Air Pollution Levels
Anyone with access to news will be aware how bad the air pollution levels are in certain parts on India. It is beyond the “out of hand” stage. Despite taking precautions and trying out different measures, the pollution level has not really come down to a manageable state.
According to a WHO report from 2016, 11 of the top 12 most polluted cities come from India (Kanpur leads the way). The Environment Performance Index ranked India 141 out of 180 nations. All this is to say that the problem is grave, and we need a permanent solution to this in double-quick time.
Variables like crop burning, pollution from vehicles, industry fuel and biomass burning, etc. are major contributors to the alarming rise in air pollution. While there have been recent studies done using data science on the topic, none have so far been able to bring down the numbers.
Air Quality Data for India. This contains historical data on India’s air pollution levels and has spawned many a projects. It’s a brilliant starting point for anyone looking to work with this kind of data.
Daily Ambient Air Quality Data. Coming from the Government itself, this is a location wise dataset measuring the air quality in 2015. You can also check out their entire catalog on air pollution here if you so wish. It’s a little unstructured so patience is key!
Air Quality Info Site. A really cool website displaying the different statistics associated with air quality indices in India. It has forecasts for daily, monthly, and hourly numbers. Bookmark this site!
The resources I have mentioned here are enough to get you started in each sector. There are other datasets and resources out there which you can get your hands on to practice more. There are government sites where you can request more data, if required.
There is so much scope for improving each of these sectors with the help of data science. I’m looking forward to our community making a huge impact (in a positive way of course!) soon!
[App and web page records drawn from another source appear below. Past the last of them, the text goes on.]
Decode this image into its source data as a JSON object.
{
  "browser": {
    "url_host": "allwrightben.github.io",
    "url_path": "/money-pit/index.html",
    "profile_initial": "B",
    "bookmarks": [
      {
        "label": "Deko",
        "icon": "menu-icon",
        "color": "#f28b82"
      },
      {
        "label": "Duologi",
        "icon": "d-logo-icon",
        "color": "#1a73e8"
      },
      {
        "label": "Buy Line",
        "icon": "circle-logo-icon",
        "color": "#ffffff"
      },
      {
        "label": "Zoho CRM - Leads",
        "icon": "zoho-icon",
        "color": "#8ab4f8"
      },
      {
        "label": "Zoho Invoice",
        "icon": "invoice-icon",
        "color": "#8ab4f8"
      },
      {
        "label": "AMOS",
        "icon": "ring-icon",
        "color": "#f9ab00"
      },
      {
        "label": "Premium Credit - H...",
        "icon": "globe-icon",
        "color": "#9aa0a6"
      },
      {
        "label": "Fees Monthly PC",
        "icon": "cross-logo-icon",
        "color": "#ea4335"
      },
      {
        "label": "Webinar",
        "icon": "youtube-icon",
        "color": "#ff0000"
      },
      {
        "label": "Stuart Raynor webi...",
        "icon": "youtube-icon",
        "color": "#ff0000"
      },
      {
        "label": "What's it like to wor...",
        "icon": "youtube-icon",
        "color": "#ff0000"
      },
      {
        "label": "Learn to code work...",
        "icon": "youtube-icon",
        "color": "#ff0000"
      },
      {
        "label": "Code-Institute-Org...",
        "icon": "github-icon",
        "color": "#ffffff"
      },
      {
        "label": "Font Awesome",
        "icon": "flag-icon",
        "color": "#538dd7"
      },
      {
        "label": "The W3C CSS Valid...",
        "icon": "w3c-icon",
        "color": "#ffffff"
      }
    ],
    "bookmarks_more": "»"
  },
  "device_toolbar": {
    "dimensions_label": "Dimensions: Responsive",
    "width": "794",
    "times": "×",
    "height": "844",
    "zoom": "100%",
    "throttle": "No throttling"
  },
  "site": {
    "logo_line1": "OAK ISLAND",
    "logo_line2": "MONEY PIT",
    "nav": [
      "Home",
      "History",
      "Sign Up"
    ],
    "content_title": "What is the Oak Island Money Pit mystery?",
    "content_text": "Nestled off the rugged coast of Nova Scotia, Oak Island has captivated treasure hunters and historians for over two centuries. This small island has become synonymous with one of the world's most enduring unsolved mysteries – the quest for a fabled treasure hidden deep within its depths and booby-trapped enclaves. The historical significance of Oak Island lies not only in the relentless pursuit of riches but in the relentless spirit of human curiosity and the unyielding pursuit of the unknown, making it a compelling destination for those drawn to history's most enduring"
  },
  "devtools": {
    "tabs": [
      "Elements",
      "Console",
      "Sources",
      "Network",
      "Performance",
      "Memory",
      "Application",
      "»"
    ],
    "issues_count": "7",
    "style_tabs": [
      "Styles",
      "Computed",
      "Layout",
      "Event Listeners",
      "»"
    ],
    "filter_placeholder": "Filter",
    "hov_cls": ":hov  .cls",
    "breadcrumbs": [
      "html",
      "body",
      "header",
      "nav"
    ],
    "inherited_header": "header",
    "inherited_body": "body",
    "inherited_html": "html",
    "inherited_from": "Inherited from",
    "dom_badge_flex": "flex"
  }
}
If there are any other datasets you are aware of and want to share with the community, please feel free to do so in the comments section below.